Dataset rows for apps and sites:
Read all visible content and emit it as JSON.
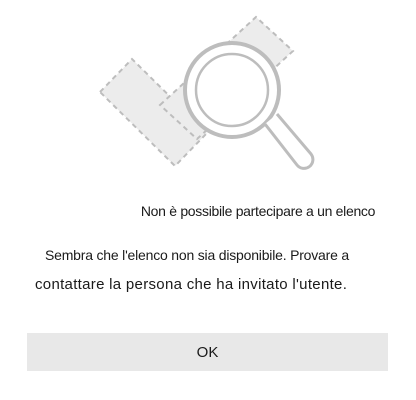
{
  "dialog": {
    "illustration_icon": "magnifying-glass-over-list-icon",
    "title": "Non è possibile partecipare a un elenco",
    "message_line1": "Sembra che l'elenco non sia disponibile. Provare a",
    "message_line2": "contattare la persona che ha invitato l'utente.",
    "ok_label": "OK"
  },
  "colors": {
    "background": "#ffffff",
    "illustration_stroke": "#bdbdbd",
    "illustration_fill": "#ececec",
    "button_bg": "#e8e8e8",
    "text": "#1a1a1a"
  }
}
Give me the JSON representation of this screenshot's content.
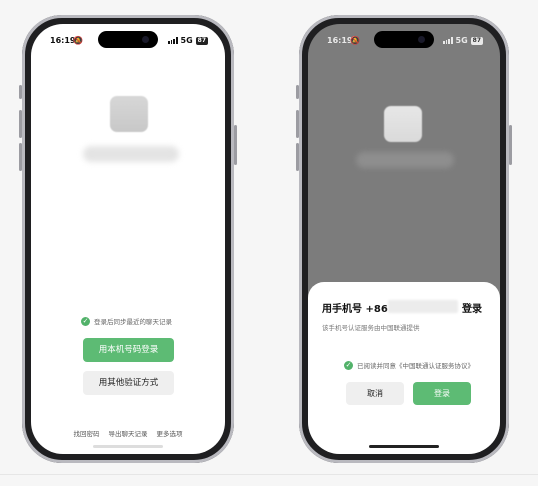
{
  "status": {
    "time": "16:19",
    "network": "5G",
    "battery": "87"
  },
  "left_screen": {
    "sync_notice": "登录后同步最近的聊天记录",
    "primary_button": "用本机号码登录",
    "secondary_button": "用其他验证方式",
    "footer_links": [
      "找回密码",
      "导出聊天记录",
      "更多选项"
    ]
  },
  "right_screen": {
    "sheet": {
      "title_prefix": "用手机号 +86",
      "title_suffix": "登录",
      "subtitle": "该手机号认证服务由中国联通提供",
      "agreement": "已阅读并同意《中国联通认证服务协议》",
      "cancel_button": "取消",
      "login_button": "登录"
    }
  },
  "colors": {
    "accent_green": "#52b26a",
    "button_green": "#5dbb74",
    "dim_overlay": "#7c7c7c"
  }
}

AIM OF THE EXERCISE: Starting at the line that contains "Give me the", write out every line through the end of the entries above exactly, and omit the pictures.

OUTPUT FOR THIS EXERCISE:
Give me the JSON representation of this screenshot's content.
{
  "status": {
    "time": "16:19",
    "network": "5G",
    "battery": "87"
  },
  "left_screen": {
    "sync_notice": "登录后同步最近的聊天记录",
    "primary_button": "用本机号码登录",
    "secondary_button": "用其他验证方式",
    "footer_links": [
      "找回密码",
      "导出聊天记录",
      "更多选项"
    ]
  },
  "right_screen": {
    "sheet": {
      "title_prefix": "用手机号 +86",
      "title_suffix": "登录",
      "subtitle": "该手机号认证服务由中国联通提供",
      "agreement": "已阅读并同意《中国联通认证服务协议》",
      "cancel_button": "取消",
      "login_button": "登录"
    }
  },
  "colors": {
    "accent_green": "#52b26a",
    "button_green": "#5dbb74",
    "dim_overlay": "#7c7c7c"
  }
}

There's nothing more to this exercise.